Leeds have won the first battle in their bid to claim compensation for the failure of their former captain Iestyn Harris to return to the club.
A judge ruled that Leeds had first refusal on Harris' services
A High Court judge ruled that Leeds had first option if the player returned to league from union and ordered Bradford to pay Leeds £64,000 in legal costs.
Harris joined Bradford on a three-and-a half year deal when he came back to league instead of rejoining Leeds.
A full trial will now be held to determine liability.
Leeds alleged that Bradford had enticed Harris, who played for Wales in the 2003 union World Cup, to breach the agreement.
The judge, Justice Gray, added that, although the clause in Harris' release agreement did amount to a restraint of trade, it was a "reasonable" one in all thecircumstances and the player was "more than willing" to sign it in order to achieve his dream of playing for Wales.
"It was entirely reasonable for Leeds to reserve the right to call upon their former star player to play again for the Rhinos," he said.
Leeds chief executive Gary Hetherington, who attended the hearing in London, said: "We are naturally pleased that Mr Justice Gray has upheld the validity of the contract between Leeds Rhinos and Iestyn Harris and legal proceedings will continue."
A Bradford spokesman said: "We have received the decision handed down in the High Court and, with our legal representatives, are looking at the implications of the decision.
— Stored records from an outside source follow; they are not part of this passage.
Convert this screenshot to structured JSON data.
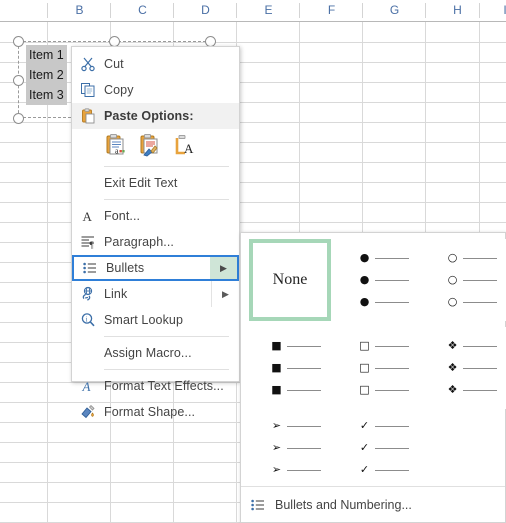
{
  "spreadsheet": {
    "columns": [
      "B",
      "C",
      "D",
      "E",
      "F",
      "G",
      "H",
      "I"
    ],
    "shape_text_lines": [
      "Item 1",
      "Item 2",
      "Item 3"
    ]
  },
  "context_menu": {
    "items": [
      {
        "id": "cut",
        "label": "Cut",
        "icon": "scissors-icon",
        "accel_index": 2
      },
      {
        "id": "copy",
        "label": "Copy",
        "icon": "copy-icon",
        "accel_index": 0
      },
      {
        "id": "paste-options",
        "label": "Paste Options:",
        "icon": "clipboard-icon",
        "header": true
      },
      {
        "id": "exit-edit-text",
        "label": "Exit Edit Text",
        "icon": "",
        "accel_index": 12
      },
      {
        "id": "font",
        "label": "Font...",
        "icon": "font-a-icon",
        "accel_index": 0
      },
      {
        "id": "paragraph",
        "label": "Paragraph...",
        "icon": "paragraph-icon",
        "accel_index": 0
      },
      {
        "id": "bullets",
        "label": "Bullets",
        "icon": "bullets-icon",
        "accel_index": 0,
        "submenu": true,
        "highlighted": true
      },
      {
        "id": "link",
        "label": "Link",
        "icon": "link-icon",
        "accel_index": 1,
        "submenu": true
      },
      {
        "id": "smart-lookup",
        "label": "Smart Lookup",
        "icon": "magnifier-icon",
        "accel_index": 6
      },
      {
        "id": "assign-macro",
        "label": "Assign Macro...",
        "icon": "",
        "accel_index": 7
      },
      {
        "id": "format-text-effects",
        "label": "Format Text Effects...",
        "icon": "text-effects-icon",
        "accel_index": 16
      },
      {
        "id": "format-shape",
        "label": "Format Shape...",
        "icon": "format-shape-icon",
        "accel_index": 1
      }
    ],
    "paste_options": [
      {
        "id": "paste-keep-source-formatting",
        "icon": "paste-a-icon"
      },
      {
        "id": "paste-formatting",
        "icon": "paste-brush-icon"
      },
      {
        "id": "paste-text-only",
        "icon": "paste-text-icon"
      }
    ],
    "submenu_arrow": "▶"
  },
  "bullets_submenu": {
    "none_label": "None",
    "gallery": [
      {
        "id": "bullet-none",
        "kind": "none",
        "glyph": "",
        "selected": true,
        "row": 0,
        "col": 0
      },
      {
        "id": "bullet-filled-round",
        "kind": "glyph",
        "glyph": "●",
        "selected": false,
        "row": 0,
        "col": 1
      },
      {
        "id": "bullet-hollow-round",
        "kind": "glyph",
        "glyph": "○",
        "selected": false,
        "row": 0,
        "col": 2
      },
      {
        "id": "bullet-filled-square",
        "kind": "glyph",
        "glyph": "■",
        "selected": false,
        "row": 1,
        "col": 0
      },
      {
        "id": "bullet-hollow-square",
        "kind": "glyph",
        "glyph": "□",
        "selected": false,
        "row": 1,
        "col": 1
      },
      {
        "id": "bullet-diamond",
        "kind": "glyph",
        "glyph": "❖",
        "selected": false,
        "row": 1,
        "col": 2
      },
      {
        "id": "bullet-arrow",
        "kind": "glyph",
        "glyph": "➢",
        "selected": false,
        "row": 2,
        "col": 0
      },
      {
        "id": "bullet-checkmark",
        "kind": "glyph",
        "glyph": "✓",
        "selected": false,
        "row": 2,
        "col": 1
      }
    ],
    "footer": {
      "id": "bullets-and-numbering",
      "label": "Bullets and Numbering...",
      "icon": "bullets-icon",
      "accel_index": 12
    }
  },
  "colors": {
    "menu_bg": "#ffffff",
    "menu_border": "#d3d3d3",
    "header_bg": "#f1f1f1",
    "highlight_border": "#2f7fd8",
    "submenu_arrow_bg": "#cfe5d7",
    "gallery_selection": "#a6d7b8",
    "grid_line": "#d9d9d9",
    "column_header_text": "#4a6fa5",
    "text_selection": "#c8c8c8",
    "menu_text": "#444444"
  }
}
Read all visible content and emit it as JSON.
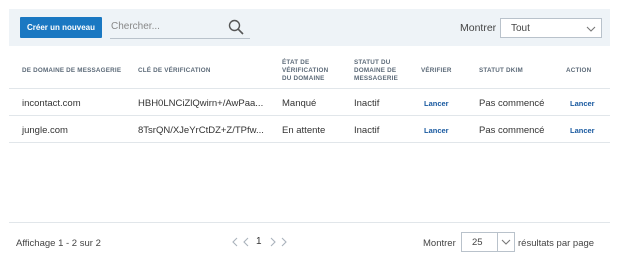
{
  "toolbar": {
    "create_label": "Créer un nouveau",
    "search_placeholder": "Chercher...",
    "show_label": "Montrer",
    "show_value": "Tout"
  },
  "table": {
    "headers": {
      "domain": "DE DOMAINE DE MESSAGERIE",
      "key": "CLÉ DE VÉRIFICATION",
      "verif_state_1": "ÉTAT DE",
      "verif_state_2": "VÉRIFICATION",
      "verif_state_3": "DU DOMAINE",
      "status_1": "STATUT DU",
      "status_2": "DOMAINE DE",
      "status_3": "MESSAGERIE",
      "verify": "VÉRIFIER",
      "dkim": "STATUT DKIM",
      "action": "ACTION"
    },
    "rows": [
      {
        "domain": "incontact.com",
        "key": "HBH0LNCiZlQwirn+/AwPaa...",
        "verif_state": "Manqué",
        "status": "Inactif",
        "verify": "Lancer",
        "dkim": "Pas commencé",
        "action": "Lancer"
      },
      {
        "domain": "jungle.com",
        "key": "8TsrQN/XJeYrCtDZ+Z/TPfw...",
        "verif_state": "En attente",
        "status": "Inactif",
        "verify": "Lancer",
        "dkim": "Pas commencé",
        "action": "Lancer"
      }
    ]
  },
  "footer": {
    "info": "Affichage 1 - 2 sur 2",
    "current_page": "1",
    "show_label": "Montrer",
    "per_page_value": "25",
    "per_page_label": "résultats par page"
  },
  "icons": {
    "search": "search-icon",
    "select_arrow": "chevron-down-icon",
    "pager": [
      "first-page-icon",
      "prev-page-icon",
      "next-page-icon",
      "last-page-icon"
    ]
  }
}
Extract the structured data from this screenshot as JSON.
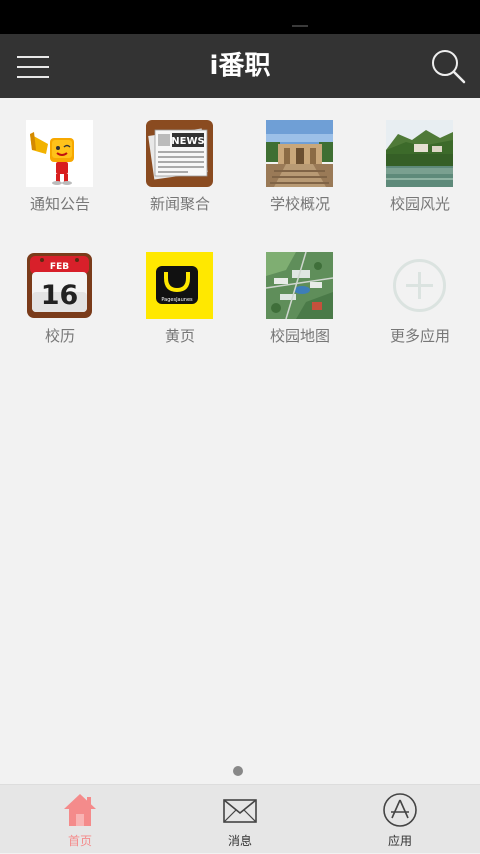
{
  "header": {
    "title": "i番职",
    "menu_icon": "hamburger-menu-icon",
    "search_icon": "search-icon"
  },
  "apps": [
    {
      "label": "通知公告",
      "icon": "megaphone-mascot-icon"
    },
    {
      "label": "新闻聚合",
      "icon": "news-icon",
      "icon_text": "NEWS"
    },
    {
      "label": "学校概况",
      "icon": "school-building-photo-icon"
    },
    {
      "label": "校园风光",
      "icon": "campus-scenery-photo-icon"
    },
    {
      "label": "校历",
      "icon": "calendar-icon",
      "month": "FEB",
      "day": "16"
    },
    {
      "label": "黄页",
      "icon": "yellow-pages-icon",
      "icon_text": "PagesJaunes"
    },
    {
      "label": "校园地图",
      "icon": "campus-map-icon"
    },
    {
      "label": "更多应用",
      "icon": "add-more-icon"
    }
  ],
  "tabbar": {
    "items": [
      {
        "label": "首页",
        "icon": "home-icon",
        "active": true
      },
      {
        "label": "消息",
        "icon": "envelope-icon",
        "active": false
      },
      {
        "label": "应用",
        "icon": "app-store-icon",
        "active": false
      }
    ]
  },
  "colors": {
    "header_bg": "#333333",
    "page_bg": "#f2f2f2",
    "tab_active": "#f48b8b",
    "label_gray": "#777777"
  }
}
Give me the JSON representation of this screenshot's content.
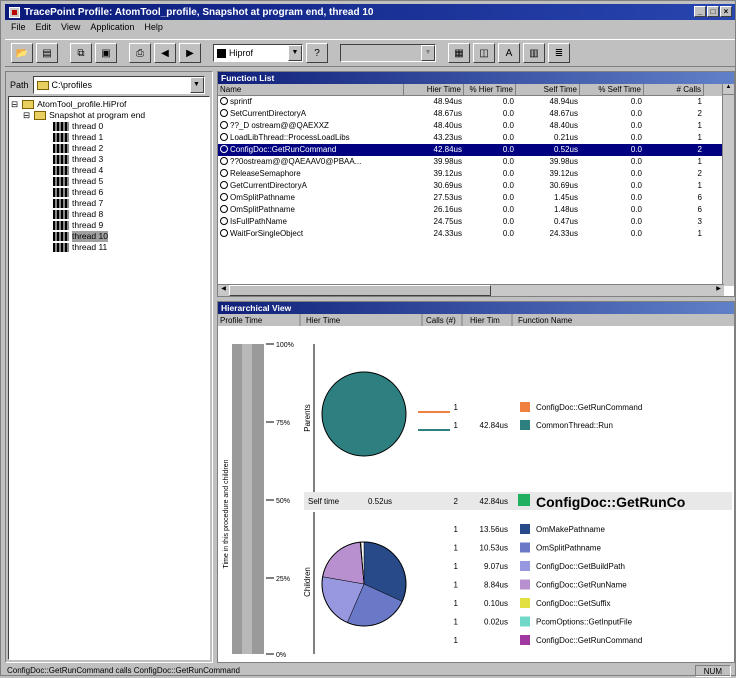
{
  "title": "TracePoint Profile: AtomTool_profile, Snapshot at program end, thread 10",
  "menu": [
    "File",
    "Edit",
    "View",
    "Application",
    "Help"
  ],
  "toolbar": {
    "view_combo": "Hiprof",
    "disabled_combo": ""
  },
  "left": {
    "path_label": "Path",
    "path_value": "C:\\profiles",
    "tree": [
      {
        "label": "AtomTool_profile.HiProf",
        "level": 0,
        "type": "folder",
        "expand": "minus"
      },
      {
        "label": "Snapshot at program end",
        "level": 1,
        "type": "folder",
        "expand": "minus"
      },
      {
        "label": "thread 0",
        "level": 2,
        "type": "thread"
      },
      {
        "label": "thread 1",
        "level": 2,
        "type": "thread"
      },
      {
        "label": "thread 2",
        "level": 2,
        "type": "thread"
      },
      {
        "label": "thread 3",
        "level": 2,
        "type": "thread"
      },
      {
        "label": "thread 4",
        "level": 2,
        "type": "thread"
      },
      {
        "label": "thread 5",
        "level": 2,
        "type": "thread"
      },
      {
        "label": "thread 6",
        "level": 2,
        "type": "thread"
      },
      {
        "label": "thread 7",
        "level": 2,
        "type": "thread"
      },
      {
        "label": "thread 8",
        "level": 2,
        "type": "thread"
      },
      {
        "label": "thread 9",
        "level": 2,
        "type": "thread"
      },
      {
        "label": "thread 10",
        "level": 2,
        "type": "thread",
        "selected": true
      },
      {
        "label": "thread 11",
        "level": 2,
        "type": "thread"
      }
    ]
  },
  "function_list": {
    "title": "Function List",
    "columns": [
      "Name",
      "Hier Time",
      "% Hier Time",
      "Self Time",
      "% Self Time",
      "# Calls"
    ],
    "rows": [
      [
        "sprintf",
        "48.94us",
        "0.0",
        "48.94us",
        "0.0",
        "1"
      ],
      [
        "SetCurrentDirectoryA",
        "48.67us",
        "0.0",
        "48.67us",
        "0.0",
        "2"
      ],
      [
        "??_D ostream@@QAEXXZ",
        "48.40us",
        "0.0",
        "48.40us",
        "0.0",
        "1"
      ],
      [
        "LoadLibThread::ProcessLoadLibs",
        "43.23us",
        "0.0",
        "0.21us",
        "0.0",
        "1"
      ],
      [
        "ConfigDoc::GetRunCommand",
        "42.84us",
        "0.0",
        "0.52us",
        "0.0",
        "2"
      ],
      [
        "??0ostream@@QAEAAV0@PBAA...",
        "39.98us",
        "0.0",
        "39.98us",
        "0.0",
        "1"
      ],
      [
        "ReleaseSemaphore",
        "39.12us",
        "0.0",
        "39.12us",
        "0.0",
        "2"
      ],
      [
        "GetCurrentDirectoryA",
        "30.69us",
        "0.0",
        "30.69us",
        "0.0",
        "1"
      ],
      [
        "OmSplitPathname",
        "27.53us",
        "0.0",
        "1.45us",
        "0.0",
        "6"
      ],
      [
        "OmSplitPathname",
        "26.16us",
        "0.0",
        "1.48us",
        "0.0",
        "6"
      ],
      [
        "IsFullPathName",
        "24.75us",
        "0.0",
        "0.47us",
        "0.0",
        "3"
      ],
      [
        "WaitForSingleObject",
        "24.33us",
        "0.0",
        "24.33us",
        "0.0",
        "1"
      ]
    ],
    "selected_row": 4
  },
  "hier": {
    "title": "Hierarchical View",
    "columns": [
      "Profile Time",
      "Hier Time",
      "Calls (#)",
      "Hier Tim",
      "Function Name"
    ],
    "y_ticks": [
      "100%",
      "75%",
      "50%",
      "25%",
      "0%"
    ],
    "axis_label": "Time in this procedure and children",
    "parents_label": "Parents",
    "children_label": "Children",
    "self_label": "Self time",
    "self_value": "0.52us",
    "current_calls": "2",
    "current_time": "42.84us",
    "current_name": "ConfigDoc::GetRunCo",
    "parents": [
      {
        "calls": "1",
        "time": "",
        "name": "ConfigDoc::GetRunCommand",
        "color": "#f08040"
      },
      {
        "calls": "1",
        "time": "42.84us",
        "name": "CommonThread::Run",
        "color": "#2e8080"
      }
    ],
    "children": [
      {
        "calls": "1",
        "time": "13.56us",
        "name": "OmMakePathname",
        "color": "#284a88"
      },
      {
        "calls": "1",
        "time": "10.53us",
        "name": "OmSplitPathname",
        "color": "#6a78c8"
      },
      {
        "calls": "1",
        "time": "9.07us",
        "name": "ConfigDoc::GetBuildPath",
        "color": "#9898e0"
      },
      {
        "calls": "1",
        "time": "8.84us",
        "name": "ConfigDoc::GetRunName",
        "color": "#b890d0"
      },
      {
        "calls": "1",
        "time": "0.10us",
        "name": "ConfigDoc::GetSuffix",
        "color": "#e0e040"
      },
      {
        "calls": "1",
        "time": "0.02us",
        "name": "PcomOptions::GetInputFile",
        "color": "#70d8c8"
      },
      {
        "calls": "1",
        "time": "",
        "name": "ConfigDoc::GetRunCommand",
        "color": "#a038a0"
      }
    ],
    "pie_child_values": [
      13.56,
      10.53,
      9.07,
      8.84,
      0.1,
      0.02
    ]
  },
  "status": {
    "text": "ConfigDoc::GetRunCommand calls ConfigDoc::GetRunCommand",
    "num": "NUM"
  }
}
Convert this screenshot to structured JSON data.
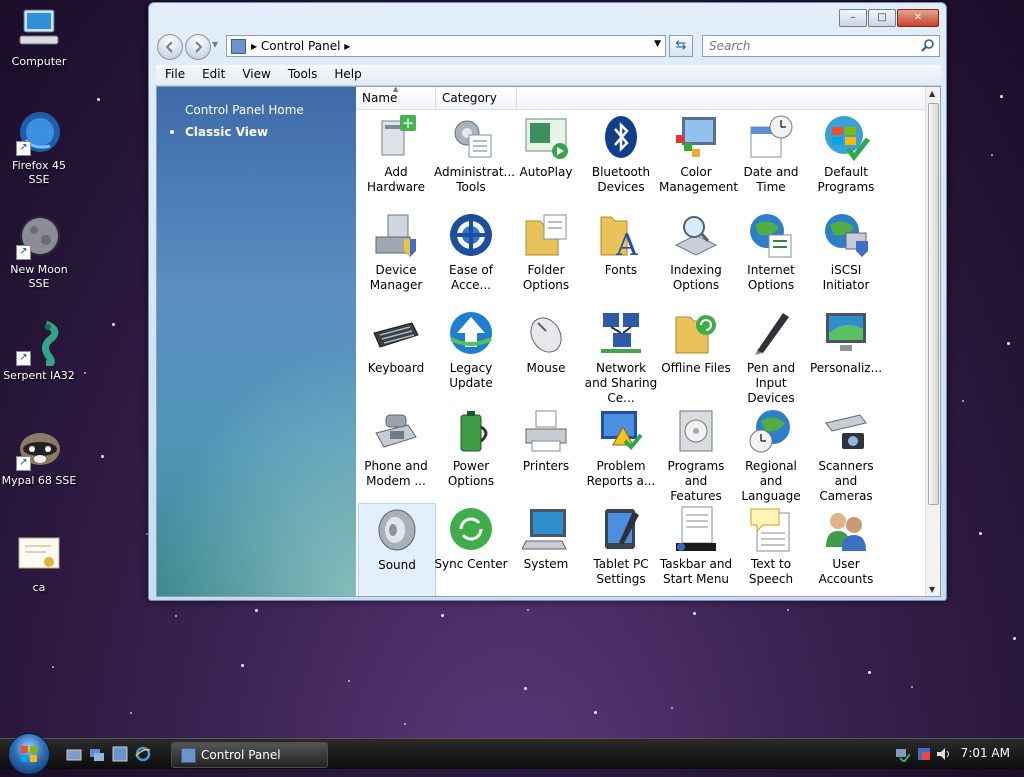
{
  "desktop": {
    "icons": [
      {
        "label": "Computer"
      },
      {
        "label": "Firefox 45 SSE"
      },
      {
        "label": "New Moon SSE"
      },
      {
        "label": "Serpent IA32"
      },
      {
        "label": "Mypal 68 SSE"
      },
      {
        "label": "ca"
      }
    ]
  },
  "window": {
    "address": {
      "location": "Control Panel"
    },
    "search": {
      "placeholder": "Search"
    },
    "caption": {
      "minimize": "–",
      "maximize": "□",
      "close": "✕"
    },
    "menu": [
      "File",
      "Edit",
      "View",
      "Tools",
      "Help"
    ],
    "left_pane": {
      "home_link": "Control Panel Home",
      "classic_view": "Classic View"
    },
    "columns": [
      "Name",
      "Category"
    ],
    "items": [
      {
        "label": "Add Hardware",
        "icon": "add-hardware-icon"
      },
      {
        "label": "Administrat... Tools",
        "icon": "administrative-tools-icon"
      },
      {
        "label": "AutoPlay",
        "icon": "autoplay-icon"
      },
      {
        "label": "Bluetooth Devices",
        "icon": "bluetooth-icon"
      },
      {
        "label": "Color Management",
        "icon": "color-management-icon"
      },
      {
        "label": "Date and Time",
        "icon": "date-time-icon"
      },
      {
        "label": "Default Programs",
        "icon": "default-programs-icon"
      },
      {
        "label": "Device Manager",
        "icon": "device-manager-icon"
      },
      {
        "label": "Ease of Acce...",
        "icon": "ease-of-access-icon"
      },
      {
        "label": "Folder Options",
        "icon": "folder-options-icon"
      },
      {
        "label": "Fonts",
        "icon": "fonts-icon"
      },
      {
        "label": "Indexing Options",
        "icon": "indexing-icon"
      },
      {
        "label": "Internet Options",
        "icon": "internet-options-icon"
      },
      {
        "label": "iSCSI Initiator",
        "icon": "iscsi-icon"
      },
      {
        "label": "Keyboard",
        "icon": "keyboard-icon"
      },
      {
        "label": "Legacy Update",
        "icon": "legacy-update-icon"
      },
      {
        "label": "Mouse",
        "icon": "mouse-icon"
      },
      {
        "label": "Network and Sharing Ce...",
        "icon": "network-icon"
      },
      {
        "label": "Offline Files",
        "icon": "offline-files-icon"
      },
      {
        "label": "Pen and Input Devices",
        "icon": "pen-icon"
      },
      {
        "label": "Personaliz...",
        "icon": "personalize-icon"
      },
      {
        "label": "Phone and Modem ...",
        "icon": "phone-icon"
      },
      {
        "label": "Power Options",
        "icon": "power-icon"
      },
      {
        "label": "Printers",
        "icon": "printer-icon"
      },
      {
        "label": "Problem Reports a...",
        "icon": "problem-reports-icon"
      },
      {
        "label": "Programs and Features",
        "icon": "programs-icon"
      },
      {
        "label": "Regional and Language ...",
        "icon": "regional-icon"
      },
      {
        "label": "Scanners and Cameras",
        "icon": "scanner-icon"
      },
      {
        "label": "Sound",
        "icon": "sound-icon"
      },
      {
        "label": "Sync Center",
        "icon": "sync-icon"
      },
      {
        "label": "System",
        "icon": "system-icon"
      },
      {
        "label": "Tablet PC Settings",
        "icon": "tablet-icon"
      },
      {
        "label": "Taskbar and Start Menu",
        "icon": "taskbar-icon"
      },
      {
        "label": "Text to Speech",
        "icon": "speech-icon"
      },
      {
        "label": "User Accounts",
        "icon": "user-accounts-icon"
      }
    ]
  },
  "taskbar": {
    "task_label": "Control Panel",
    "clock": "7:01 AM"
  }
}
We will not be commenting further."
Harris said he was "disappointed" by the verdict.